**DATASET RECORDS:**
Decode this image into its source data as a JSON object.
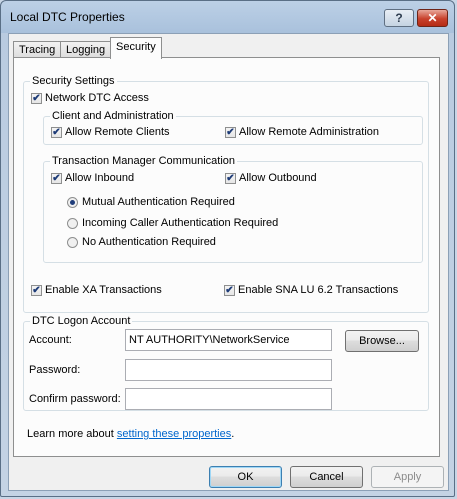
{
  "window": {
    "title": "Local DTC Properties",
    "help_label": "?",
    "close_label": "✕"
  },
  "tabs": [
    {
      "label": "Tracing"
    },
    {
      "label": "Logging"
    },
    {
      "label": "Security"
    }
  ],
  "security_settings": {
    "legend": "Security Settings",
    "network_dtc_access": {
      "label": "Network DTC Access",
      "checked": true
    },
    "client_admin": {
      "legend": "Client and Administration",
      "allow_remote_clients": {
        "label": "Allow Remote Clients",
        "checked": true
      },
      "allow_remote_admin": {
        "label": "Allow Remote Administration",
        "checked": true
      }
    },
    "tm_comm": {
      "legend": "Transaction Manager Communication",
      "allow_inbound": {
        "label": "Allow Inbound",
        "checked": true
      },
      "allow_outbound": {
        "label": "Allow Outbound",
        "checked": true
      },
      "radios": [
        {
          "label": "Mutual Authentication Required",
          "selected": true
        },
        {
          "label": "Incoming Caller Authentication Required",
          "selected": false
        },
        {
          "label": "No Authentication Required",
          "selected": false
        }
      ]
    },
    "enable_xa": {
      "label": "Enable XA Transactions",
      "checked": true
    },
    "enable_sna": {
      "label": "Enable SNA LU 6.2 Transactions",
      "checked": true
    }
  },
  "logon": {
    "legend": "DTC Logon Account",
    "account_label": "Account:",
    "account_value": "NT AUTHORITY\\NetworkService",
    "browse_label": "Browse...",
    "password_label": "Password:",
    "password_value": "",
    "confirm_label": "Confirm password:",
    "confirm_value": ""
  },
  "learn_more": {
    "prefix": "Learn more about ",
    "link": "setting these properties",
    "suffix": "."
  },
  "footer": {
    "ok_label": "OK",
    "cancel_label": "Cancel",
    "apply_label": "Apply"
  },
  "check_glyph": "✔"
}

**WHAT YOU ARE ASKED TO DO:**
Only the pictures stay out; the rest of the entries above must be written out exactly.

**RESULT:**
Decode this image into its source data as a JSON object.
{
  "window": {
    "title": "Local DTC Properties",
    "help_label": "?",
    "close_label": "✕"
  },
  "tabs": [
    {
      "label": "Tracing"
    },
    {
      "label": "Logging"
    },
    {
      "label": "Security"
    }
  ],
  "security_settings": {
    "legend": "Security Settings",
    "network_dtc_access": {
      "label": "Network DTC Access",
      "checked": true
    },
    "client_admin": {
      "legend": "Client and Administration",
      "allow_remote_clients": {
        "label": "Allow Remote Clients",
        "checked": true
      },
      "allow_remote_admin": {
        "label": "Allow Remote Administration",
        "checked": true
      }
    },
    "tm_comm": {
      "legend": "Transaction Manager Communication",
      "allow_inbound": {
        "label": "Allow Inbound",
        "checked": true
      },
      "allow_outbound": {
        "label": "Allow Outbound",
        "checked": true
      },
      "radios": [
        {
          "label": "Mutual Authentication Required",
          "selected": true
        },
        {
          "label": "Incoming Caller Authentication Required",
          "selected": false
        },
        {
          "label": "No Authentication Required",
          "selected": false
        }
      ]
    },
    "enable_xa": {
      "label": "Enable XA Transactions",
      "checked": true
    },
    "enable_sna": {
      "label": "Enable SNA LU 6.2 Transactions",
      "checked": true
    }
  },
  "logon": {
    "legend": "DTC Logon Account",
    "account_label": "Account:",
    "account_value": "NT AUTHORITY\\NetworkService",
    "browse_label": "Browse...",
    "password_label": "Password:",
    "password_value": "",
    "confirm_label": "Confirm password:",
    "confirm_value": ""
  },
  "learn_more": {
    "prefix": "Learn more about ",
    "link": "setting these properties",
    "suffix": "."
  },
  "footer": {
    "ok_label": "OK",
    "cancel_label": "Cancel",
    "apply_label": "Apply"
  },
  "check_glyph": "✔"
}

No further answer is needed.